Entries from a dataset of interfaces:
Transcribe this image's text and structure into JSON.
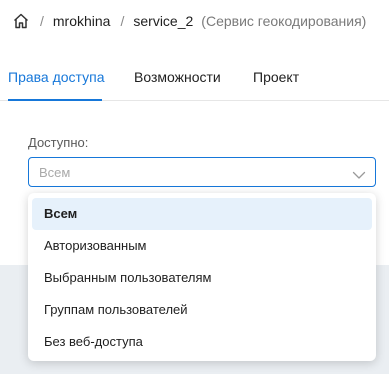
{
  "breadcrumb": {
    "home_icon": "home-icon",
    "separator": "/",
    "user": "mrokhina",
    "service": "service_2",
    "service_description": "(Сервис геокодирования)"
  },
  "tabs": [
    {
      "label": "Права доступа",
      "active": true
    },
    {
      "label": "Возможности",
      "active": false
    },
    {
      "label": "Проект",
      "active": false
    }
  ],
  "access": {
    "label": "Доступно:",
    "placeholder": "Всем",
    "expanded": true,
    "selected": "Всем",
    "options": [
      {
        "label": "Всем",
        "selected": true
      },
      {
        "label": "Авторизованным",
        "selected": false
      },
      {
        "label": "Выбранным пользователям",
        "selected": false
      },
      {
        "label": "Группам пользователей",
        "selected": false
      },
      {
        "label": "Без веб-доступа",
        "selected": false
      }
    ]
  },
  "colors": {
    "accent": "#1677d9",
    "selected_option_bg": "#e6f1fb",
    "placeholder_text": "#a9a9a9",
    "page_shade": "#eaeef2"
  }
}
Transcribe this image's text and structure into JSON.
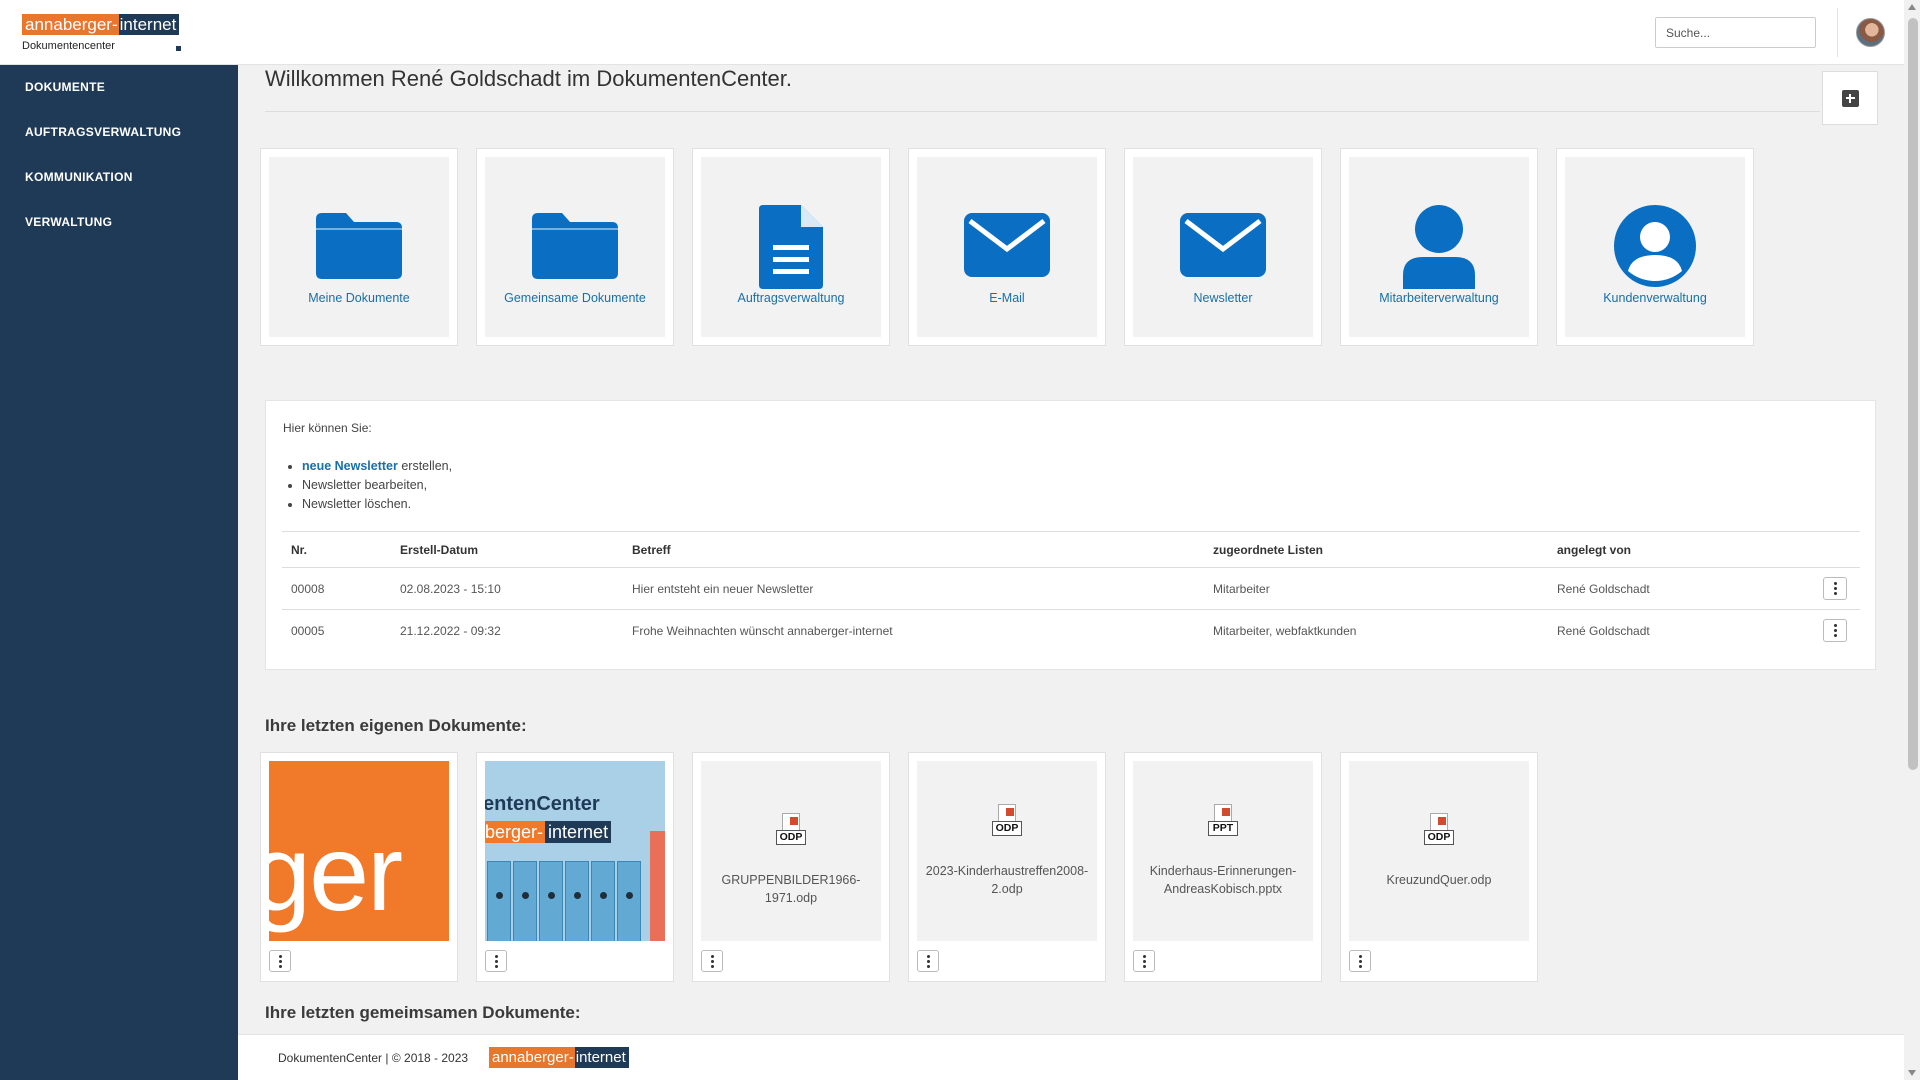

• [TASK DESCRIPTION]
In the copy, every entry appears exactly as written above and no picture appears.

• [SOLUTION TO THE EXERCISE]
Transcribe this image's text and structure into JSON.
{
  "breadcrumb": {
    "home_icon": "home-icon",
    "separator": "/",
    "user": "mrokhina",
    "service": "service_2",
    "service_description": "(Сервис геокодирования)"
  },
  "tabs": [
    {
      "label": "Права доступа",
      "active": true
    },
    {
      "label": "Возможности",
      "active": false
    },
    {
      "label": "Проект",
      "active": false
    }
  ],
  "access": {
    "label": "Доступно:",
    "placeholder": "Всем",
    "expanded": true,
    "selected": "Всем",
    "options": [
      {
        "label": "Всем",
        "selected": true
      },
      {
        "label": "Авторизованным",
        "selected": false
      },
      {
        "label": "Выбранным пользователям",
        "selected": false
      },
      {
        "label": "Группам пользователей",
        "selected": false
      },
      {
        "label": "Без веб-доступа",
        "selected": false
      }
    ]
  },
  "colors": {
    "accent": "#1677d9",
    "selected_option_bg": "#e6f1fb",
    "placeholder_text": "#a9a9a9",
    "page_shade": "#eaeef2"
  }
}
Transcribe this image's text and structure into JSON.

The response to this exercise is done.